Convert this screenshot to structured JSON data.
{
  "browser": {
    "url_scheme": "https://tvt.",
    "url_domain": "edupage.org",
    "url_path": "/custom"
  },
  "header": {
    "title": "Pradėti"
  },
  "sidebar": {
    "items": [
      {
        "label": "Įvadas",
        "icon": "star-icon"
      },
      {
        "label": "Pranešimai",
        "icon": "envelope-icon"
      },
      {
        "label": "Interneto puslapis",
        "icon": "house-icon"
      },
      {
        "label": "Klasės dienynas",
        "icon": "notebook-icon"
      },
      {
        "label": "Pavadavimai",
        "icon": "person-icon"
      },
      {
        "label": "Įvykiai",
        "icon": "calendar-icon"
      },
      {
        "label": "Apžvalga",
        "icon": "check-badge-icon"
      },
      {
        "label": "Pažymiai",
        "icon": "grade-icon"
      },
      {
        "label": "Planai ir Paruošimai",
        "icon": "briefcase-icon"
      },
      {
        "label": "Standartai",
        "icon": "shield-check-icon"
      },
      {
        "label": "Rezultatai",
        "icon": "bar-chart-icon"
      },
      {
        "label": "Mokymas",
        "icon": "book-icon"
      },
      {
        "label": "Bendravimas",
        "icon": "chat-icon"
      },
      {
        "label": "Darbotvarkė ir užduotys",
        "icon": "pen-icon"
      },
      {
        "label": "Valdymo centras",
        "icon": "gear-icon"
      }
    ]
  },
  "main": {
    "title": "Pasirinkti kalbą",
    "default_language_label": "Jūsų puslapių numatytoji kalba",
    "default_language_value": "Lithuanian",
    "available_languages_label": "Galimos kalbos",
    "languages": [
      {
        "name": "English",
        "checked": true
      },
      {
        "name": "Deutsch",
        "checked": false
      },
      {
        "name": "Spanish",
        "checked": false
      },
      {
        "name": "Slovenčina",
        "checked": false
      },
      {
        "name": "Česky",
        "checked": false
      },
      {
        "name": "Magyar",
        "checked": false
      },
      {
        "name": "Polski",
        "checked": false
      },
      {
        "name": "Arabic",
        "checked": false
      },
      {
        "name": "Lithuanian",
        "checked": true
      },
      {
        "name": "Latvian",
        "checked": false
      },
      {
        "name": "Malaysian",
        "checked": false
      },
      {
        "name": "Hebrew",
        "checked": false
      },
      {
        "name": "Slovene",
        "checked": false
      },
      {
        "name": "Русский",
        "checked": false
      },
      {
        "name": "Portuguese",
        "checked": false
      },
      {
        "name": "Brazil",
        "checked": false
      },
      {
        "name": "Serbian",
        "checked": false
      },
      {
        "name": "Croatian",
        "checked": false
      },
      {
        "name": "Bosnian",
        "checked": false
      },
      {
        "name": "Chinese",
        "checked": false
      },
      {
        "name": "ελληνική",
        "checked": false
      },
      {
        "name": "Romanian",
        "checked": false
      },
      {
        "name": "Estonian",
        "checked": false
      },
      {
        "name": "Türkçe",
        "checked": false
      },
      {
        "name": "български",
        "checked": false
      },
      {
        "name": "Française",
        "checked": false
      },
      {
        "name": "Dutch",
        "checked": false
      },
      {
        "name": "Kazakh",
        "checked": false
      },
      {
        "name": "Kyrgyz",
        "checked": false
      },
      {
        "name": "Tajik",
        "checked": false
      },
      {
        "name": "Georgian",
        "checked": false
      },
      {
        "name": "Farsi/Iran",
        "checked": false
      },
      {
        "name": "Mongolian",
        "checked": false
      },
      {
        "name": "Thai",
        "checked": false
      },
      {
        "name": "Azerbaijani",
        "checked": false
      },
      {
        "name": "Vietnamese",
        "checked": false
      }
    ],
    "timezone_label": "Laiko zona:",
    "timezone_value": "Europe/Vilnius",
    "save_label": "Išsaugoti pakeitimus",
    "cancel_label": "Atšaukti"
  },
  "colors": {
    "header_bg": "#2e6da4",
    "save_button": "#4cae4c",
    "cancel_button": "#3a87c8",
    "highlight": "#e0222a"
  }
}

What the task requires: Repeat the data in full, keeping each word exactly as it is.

Solved exercise:
Convert this screenshot to structured JSON data.
{
  "browser": {
    "url_scheme": "https://tvt.",
    "url_domain": "edupage.org",
    "url_path": "/custom"
  },
  "header": {
    "title": "Pradėti"
  },
  "sidebar": {
    "items": [
      {
        "label": "Įvadas",
        "icon": "star-icon"
      },
      {
        "label": "Pranešimai",
        "icon": "envelope-icon"
      },
      {
        "label": "Interneto puslapis",
        "icon": "house-icon"
      },
      {
        "label": "Klasės dienynas",
        "icon": "notebook-icon"
      },
      {
        "label": "Pavadavimai",
        "icon": "person-icon"
      },
      {
        "label": "Įvykiai",
        "icon": "calendar-icon"
      },
      {
        "label": "Apžvalga",
        "icon": "check-badge-icon"
      },
      {
        "label": "Pažymiai",
        "icon": "grade-icon"
      },
      {
        "label": "Planai ir Paruošimai",
        "icon": "briefcase-icon"
      },
      {
        "label": "Standartai",
        "icon": "shield-check-icon"
      },
      {
        "label": "Rezultatai",
        "icon": "bar-chart-icon"
      },
      {
        "label": "Mokymas",
        "icon": "book-icon"
      },
      {
        "label": "Bendravimas",
        "icon": "chat-icon"
      },
      {
        "label": "Darbotvarkė ir užduotys",
        "icon": "pen-icon"
      },
      {
        "label": "Valdymo centras",
        "icon": "gear-icon"
      }
    ]
  },
  "main": {
    "title": "Pasirinkti kalbą",
    "default_language_label": "Jūsų puslapių numatytoji kalba",
    "default_language_value": "Lithuanian",
    "available_languages_label": "Galimos kalbos",
    "languages": [
      {
        "name": "English",
        "checked": true
      },
      {
        "name": "Deutsch",
        "checked": false
      },
      {
        "name": "Spanish",
        "checked": false
      },
      {
        "name": "Slovenčina",
        "checked": false
      },
      {
        "name": "Česky",
        "checked": false
      },
      {
        "name": "Magyar",
        "checked": false
      },
      {
        "name": "Polski",
        "checked": false
      },
      {
        "name": "Arabic",
        "checked": false
      },
      {
        "name": "Lithuanian",
        "checked": true
      },
      {
        "name": "Latvian",
        "checked": false
      },
      {
        "name": "Malaysian",
        "checked": false
      },
      {
        "name": "Hebrew",
        "checked": false
      },
      {
        "name": "Slovene",
        "checked": false
      },
      {
        "name": "Русский",
        "checked": false
      },
      {
        "name": "Portuguese",
        "checked": false
      },
      {
        "name": "Brazil",
        "checked": false
      },
      {
        "name": "Serbian",
        "checked": false
      },
      {
        "name": "Croatian",
        "checked": false
      },
      {
        "name": "Bosnian",
        "checked": false
      },
      {
        "name": "Chinese",
        "checked": false
      },
      {
        "name": "ελληνική",
        "checked": false
      },
      {
        "name": "Romanian",
        "checked": false
      },
      {
        "name": "Estonian",
        "checked": false
      },
      {
        "name": "Türkçe",
        "checked": false
      },
      {
        "name": "български",
        "checked": false
      },
      {
        "name": "Française",
        "checked": false
      },
      {
        "name": "Dutch",
        "checked": false
      },
      {
        "name": "Kazakh",
        "checked": false
      },
      {
        "name": "Kyrgyz",
        "checked": false
      },
      {
        "name": "Tajik",
        "checked": false
      },
      {
        "name": "Georgian",
        "checked": false
      },
      {
        "name": "Farsi/Iran",
        "checked": false
      },
      {
        "name": "Mongolian",
        "checked": false
      },
      {
        "name": "Thai",
        "checked": false
      },
      {
        "name": "Azerbaijani",
        "checked": false
      },
      {
        "name": "Vietnamese",
        "checked": false
      }
    ],
    "timezone_label": "Laiko zona:",
    "timezone_value": "Europe/Vilnius",
    "save_label": "Išsaugoti pakeitimus",
    "cancel_label": "Atšaukti"
  },
  "colors": {
    "header_bg": "#2e6da4",
    "save_button": "#4cae4c",
    "cancel_button": "#3a87c8",
    "highlight": "#e0222a"
  }
}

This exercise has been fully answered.